Achilles Tendonitis – Stretching Out With Eccentric Contractions

If you are looking for the latest Achilles tendonitis treatment, exercise is it. Specifically, exercises referred to as “eccentric contractions” are most beneficial. When we exercise any muscle or tendon, we can either use a concentric contraction, which shortens the length of the muscle or tendon. Or, we can use eccentric contractions, which have the opposite effect.

In most forms of exercise, we do both eccentric and concentric contractions. But, some people tend to focus on the concentric contractions. The bicep curl is an example easy to understand. During a concentric contraction, a person would hold a dumbbell in his or her hand, with the elbow bent at a 90 degree angle, and bringing the dumbbell slowly towards the shoulder, the bicep would be shortened. An eccentric contraction of the bicep would be to stand with the elbows bent at a 90 degree angle, with dumbbells in each hand and slowly lower the hands until they point towards the floor. That elongates the bicep.

This relates to Achilles tendonitis in that most types of exercise (walking, running, dancing, tiptoeing, etc.) result in a concentric contraction or shortening of the tendon. A person, regardless of how fit he or she may be, must make a specific effort to elongate the tendon or do a concentric contraction.
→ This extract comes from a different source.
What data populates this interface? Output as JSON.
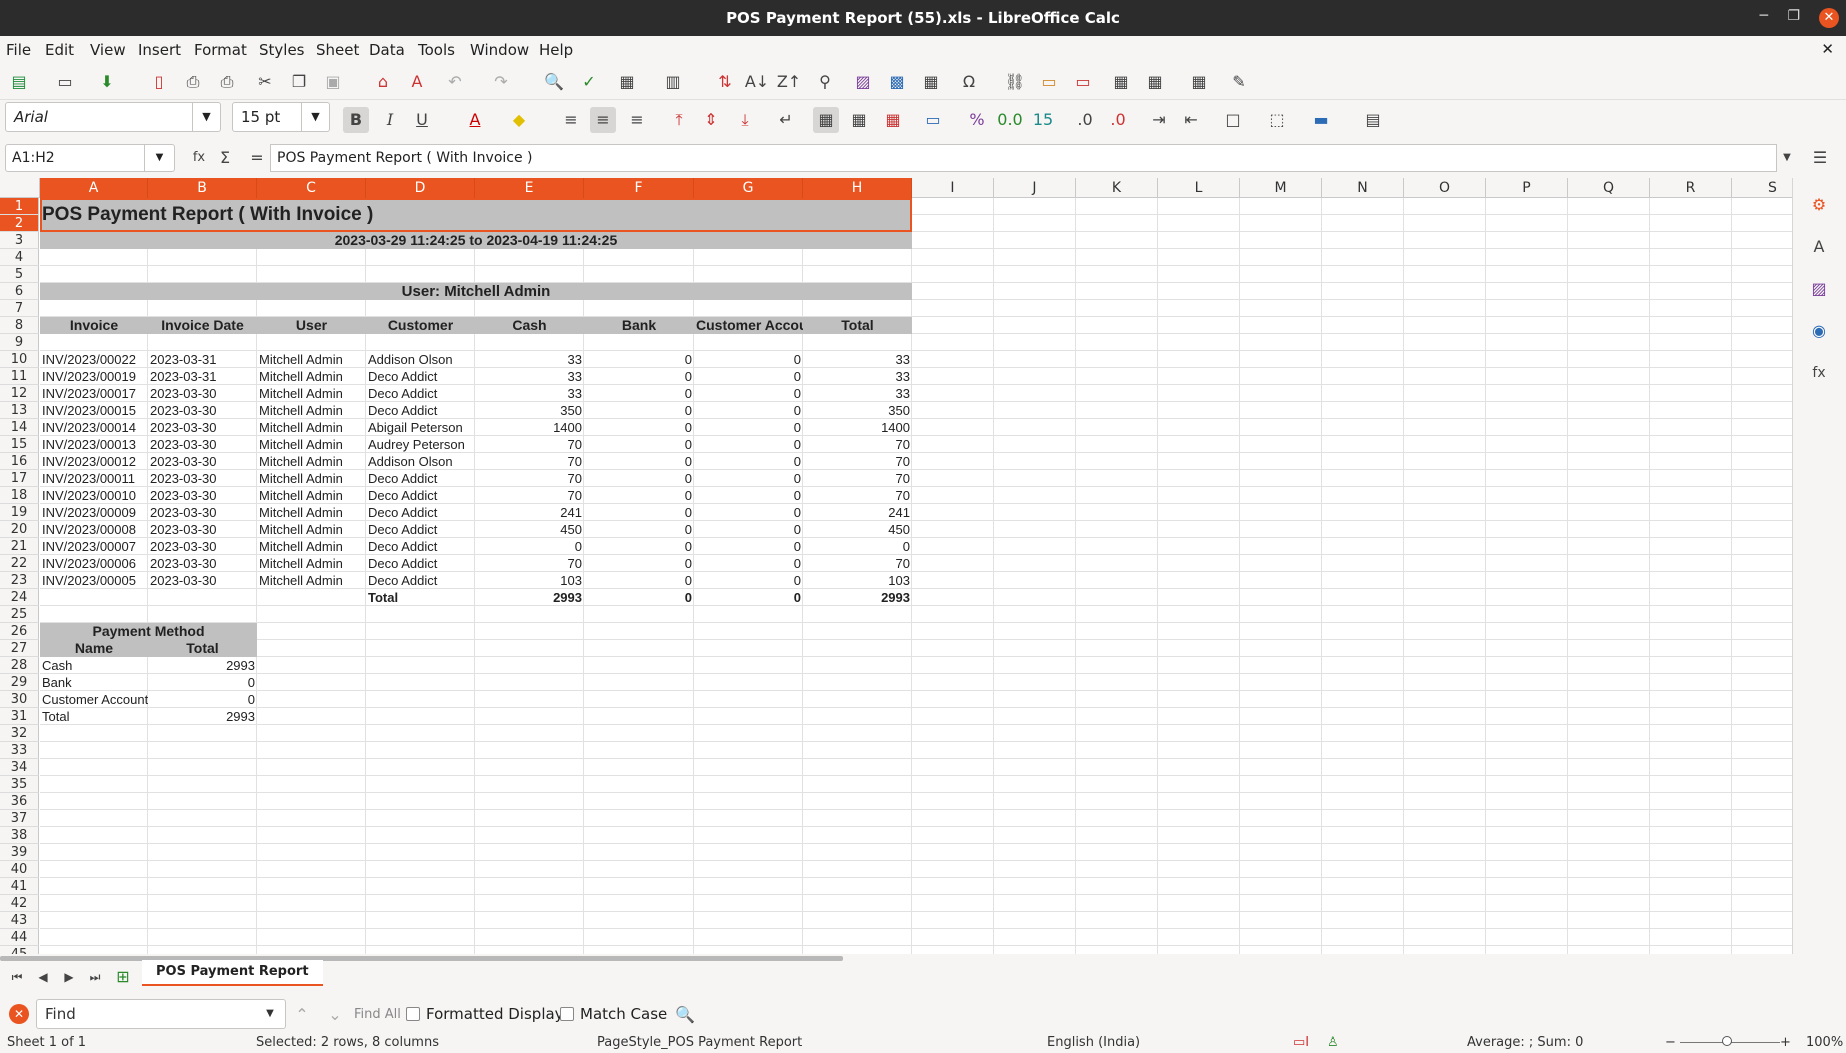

You can accomplish that by sitting and pointing the toes towards the ceiling. There are also “step stretching” products available that allow for the foot to be placed in the “optimal” stretching position.

The stretchers are effective at relieving the pain of Achilles tendinitis and similar lower body pains in just three repetitions of 30 seconds each. But, when you stretch is important, too. You often see runners doing a great deal of stretching before they take off. Hopefully, they have done a bit of walking first to warm up the tendons and muscles. Stretching cold can cause injury.

If you happen to have high cholesterol, you have an increased risk of this painful condition. Sometimes, it runs in the family. When it is caused by high cholesterol, doctors typically refer to it as xanthoma.

A xanthoma can occur in any part of the body, but frequently affects the Achilles tendon. If you do have a history of high cholesterol due to a family history, rather than poor dietary habits, diet and exercise alone may not lower the blood levels effectively.

Because of that, doctors often prescribe statin drugs. A person with a history of Achilles tendinitis should be very cautious about taking the drugs. He or she should always take a coenzyme Q10 supplement, because there are reported cases of spontaneous ruptures of the tendon in people taking statins.

Coenzyme Q10 is naturally produced within the body, but statins interfere with its production. Blood levels of the antioxidant fall by as much as 40% due to statin use. It is possible for COQ10 levels in the muscles and tendons to become depleted, which weakens them and eventually causes their death.

If high cholesterol is not an issue, Achilles tendinitis can be relieved with heel cushions, pads, rest, ice and stretching exercises. So, don’t let the pain get you down.